[MATERIAL SHOWN Boundary: Start]

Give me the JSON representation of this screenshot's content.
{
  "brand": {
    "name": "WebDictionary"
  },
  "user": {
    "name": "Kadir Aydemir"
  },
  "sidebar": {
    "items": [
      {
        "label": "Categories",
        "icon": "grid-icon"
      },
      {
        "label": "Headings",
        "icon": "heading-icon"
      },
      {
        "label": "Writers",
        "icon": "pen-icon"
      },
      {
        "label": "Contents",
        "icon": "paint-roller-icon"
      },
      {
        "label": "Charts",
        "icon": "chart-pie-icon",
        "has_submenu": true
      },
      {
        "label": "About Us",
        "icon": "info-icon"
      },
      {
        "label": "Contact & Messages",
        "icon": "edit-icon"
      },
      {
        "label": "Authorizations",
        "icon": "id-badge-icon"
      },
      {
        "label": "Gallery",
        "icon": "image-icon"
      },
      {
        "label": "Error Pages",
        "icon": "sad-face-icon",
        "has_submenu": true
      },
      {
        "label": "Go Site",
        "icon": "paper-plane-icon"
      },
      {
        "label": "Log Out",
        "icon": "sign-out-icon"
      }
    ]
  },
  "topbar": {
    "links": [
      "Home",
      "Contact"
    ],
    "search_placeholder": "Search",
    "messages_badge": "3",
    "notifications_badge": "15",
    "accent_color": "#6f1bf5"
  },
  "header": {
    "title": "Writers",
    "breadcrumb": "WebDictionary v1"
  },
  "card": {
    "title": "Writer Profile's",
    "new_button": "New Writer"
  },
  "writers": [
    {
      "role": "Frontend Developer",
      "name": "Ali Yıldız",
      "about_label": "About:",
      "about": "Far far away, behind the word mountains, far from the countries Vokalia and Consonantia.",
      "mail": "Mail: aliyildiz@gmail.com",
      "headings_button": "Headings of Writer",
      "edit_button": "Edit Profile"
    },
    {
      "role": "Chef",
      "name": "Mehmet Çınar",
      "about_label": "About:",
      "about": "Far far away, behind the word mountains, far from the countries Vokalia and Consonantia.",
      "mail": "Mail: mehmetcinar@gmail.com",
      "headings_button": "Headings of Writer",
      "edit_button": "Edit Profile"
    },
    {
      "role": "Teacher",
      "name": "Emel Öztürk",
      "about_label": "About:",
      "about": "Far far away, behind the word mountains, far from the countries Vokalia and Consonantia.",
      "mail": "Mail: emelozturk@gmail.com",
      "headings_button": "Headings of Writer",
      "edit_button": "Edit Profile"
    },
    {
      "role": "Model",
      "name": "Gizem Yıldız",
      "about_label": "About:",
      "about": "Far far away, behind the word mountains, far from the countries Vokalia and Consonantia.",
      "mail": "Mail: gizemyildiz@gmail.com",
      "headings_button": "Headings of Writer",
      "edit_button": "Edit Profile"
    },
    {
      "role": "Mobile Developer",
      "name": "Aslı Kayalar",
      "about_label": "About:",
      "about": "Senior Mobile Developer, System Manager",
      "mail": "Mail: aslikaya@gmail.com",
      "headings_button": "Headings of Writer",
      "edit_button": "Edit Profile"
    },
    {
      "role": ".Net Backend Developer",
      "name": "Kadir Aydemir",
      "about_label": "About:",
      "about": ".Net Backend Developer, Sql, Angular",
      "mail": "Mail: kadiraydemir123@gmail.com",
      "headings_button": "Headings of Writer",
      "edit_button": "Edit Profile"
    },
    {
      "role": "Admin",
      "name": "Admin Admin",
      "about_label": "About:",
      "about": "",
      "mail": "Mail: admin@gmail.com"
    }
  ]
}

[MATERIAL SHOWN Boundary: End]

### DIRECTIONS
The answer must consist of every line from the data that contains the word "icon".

### WORKED SOLUTION
        "icon": "grid-icon"
        "icon": "heading-icon"
        "icon": "pen-icon"
        "icon": "paint-roller-icon"
        "icon": "chart-pie-icon",
        "icon": "info-icon"
        "icon": "edit-icon"
        "icon": "id-badge-icon"
        "icon": "image-icon"
        "icon": "sad-face-icon",
        "icon": "paper-plane-icon"
        "icon": "sign-out-icon"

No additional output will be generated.